By Taylor S. Riall
With the COVID crisis upon us, we are being called upon to be our best as we navigate this uncharted territory. To be our best, we must take care of ourselves, which is challenging under normal circumstances. Now, in addition, we are all afraid and grieving simultaneously…as are our colleagues, family, and friends across the world. As healthcare providers we are afraid of becoming seriously ill, of our colleagues and friends being seriously ill, of infecting others, of being “redeployed” to somewhere where we may not feel comfortable working, of not having access to PPE, of being alone or unsupported, of watching people suffer or die alone without their families by their sides, and so many other things. And, at the same time, we mourn the loss of our “normal”. Whatever “normal” was to each of us, it has changed.
I fluctuate between intense, irrational fear, and thinking that maybe I am overreacting to the whole thing. I used to be able to sleep (my superpower), but now, ironically, when I have the time, I no longer can. I worry that any one member of my team will get really sick. I struggle every day wondering if we are making the right decisions about which patients can be offered necessary operations and which can’t. My mom is 75. She lives in NJ – I worry every day that she will get sick and if she does, I worry about not being able to go see and care for her. I fluctuate between compassion for and frustration with people around me. I know that everyone around me is scared. They are grieving the loss of their normal and many are hurting financially. But sometimes, my container is not big enough to hold all of it. I struggle with the irony of having time with Charlie (my husband) and Winston (my Goldendoodle), yet being consumed by my own fear and worry and wasting that precious time. And I feel bad grieving over the temporary loss of what seem to be insignificant things… eating out, running marathons, having people walk by me and not be afraid to come near me. And then I worry about tomorrow…what will our world, and, selfishly, my world look like after this.
Ask yourself who you want to be during this crisis (I actually ask myself that question all the time). Take the time to do things that help you maintain your sanity so you can show up the way you want. Then inspire others to do the same. In this unusual time of social distancing, connect with each other. It is essential to our wellbeing. Communicate. Listen. Acknowledge fear, grief, and uncertainty. There is no playbook for this situation; say “I don’t know but I am here to listen.” Inspire and empower those you care about to care for themselves and to support others when they need it the most. Joke with each other, laugh together, cry together, ask for help when you need it. Recognize that you are human – that all of the emotions you are experiencing are normal.

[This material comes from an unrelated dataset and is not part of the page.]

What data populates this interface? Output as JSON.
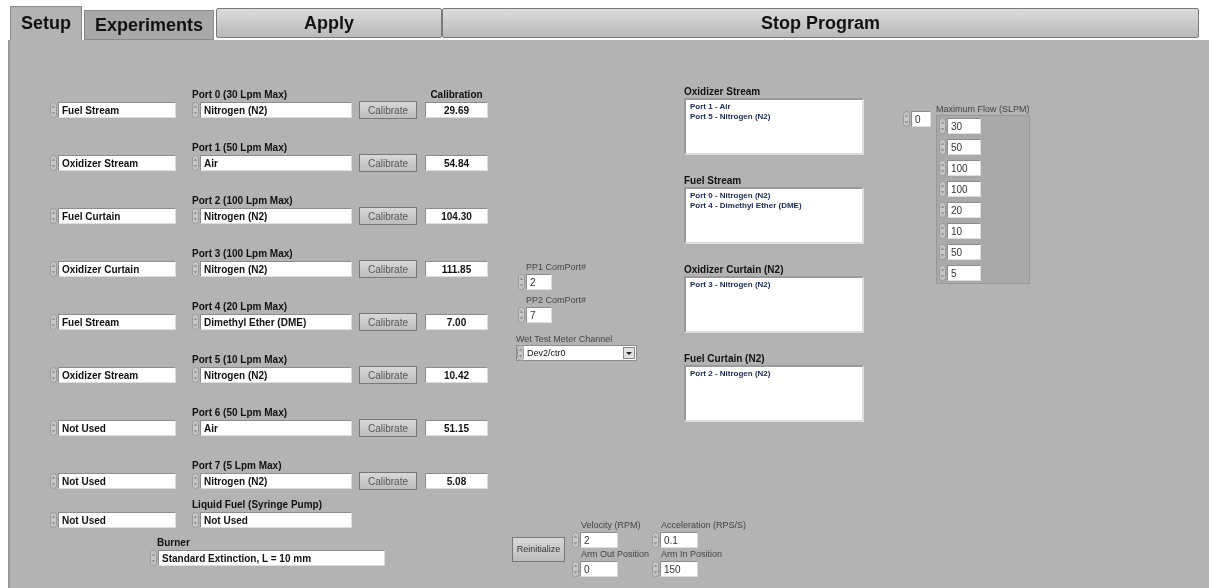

And know that you are not alone.
Join the Association of Women Surgeons in a tweetchat to discuss wellness during the COVID-19 pandemic. This #AWSchat will be hosted on Monday April 20th, 8pm Eastern Time. To participate, follow @womensurgeons along with our moderators Dr. Taylor Riall (@TaylorRiall) and Dr. Minerva Romero Arenas (@minervies). The questions will be posted directly from the @WomenSurgeons twitter account and you can also find them following the hashtag #AWSchat. If you haven’t participated in a tweetchat with us before, check out this tutorial written by Dr. Heather Yeo (@heatheryeomd) to know more.
We will be discussing the following topics during our tweetchat:
- How has the COVID-19 pandemic affected your work-life balance?
- How have your interactions with patients changed during this pandemic?
- In what ways have you seen healthcare workers positively support one another during this time?
- What types of wellness measures have you personally found helpful during this time of uncertainty?
- In what ways do you think healthcare workers can support one another and feel more supported?
Taylor S. Riall, MD, PhD, FACS, is Professor and Interim Chair of the Department of Surgery at the University of Arizona, College of Medicine – Tucson. Her clinical expertise is in general and pancreaticobiliary surgery, including pancreatic and periampullary cancer, acute and chronic pancreatitis, gallstone disease, gastrointestinal cancer, and general surgery. She has extensive expertise in comparative effectiveness and health services research. Dr. Riall is also an executive leadership coach, trained at the Institute for Professional Excellence in Coaching. She applies her leadership training as a developmental tool to help surgeons and residents reach their full potential by raising self-awareness, developing emotional intelligence, clarify their goals, identifying and addressing personal challenges, and consciously improve and integrate the many facets of their lives. In her free time she loves to run and enjoys time with her husband and 2 year old goldendoodle, both of whom are essential to her wellbeing.
Our blog is a forum for our members to speak, and as such, statements made here represent the opinions of the author and are not necessarily the opinion of the Association of Women Surgeons.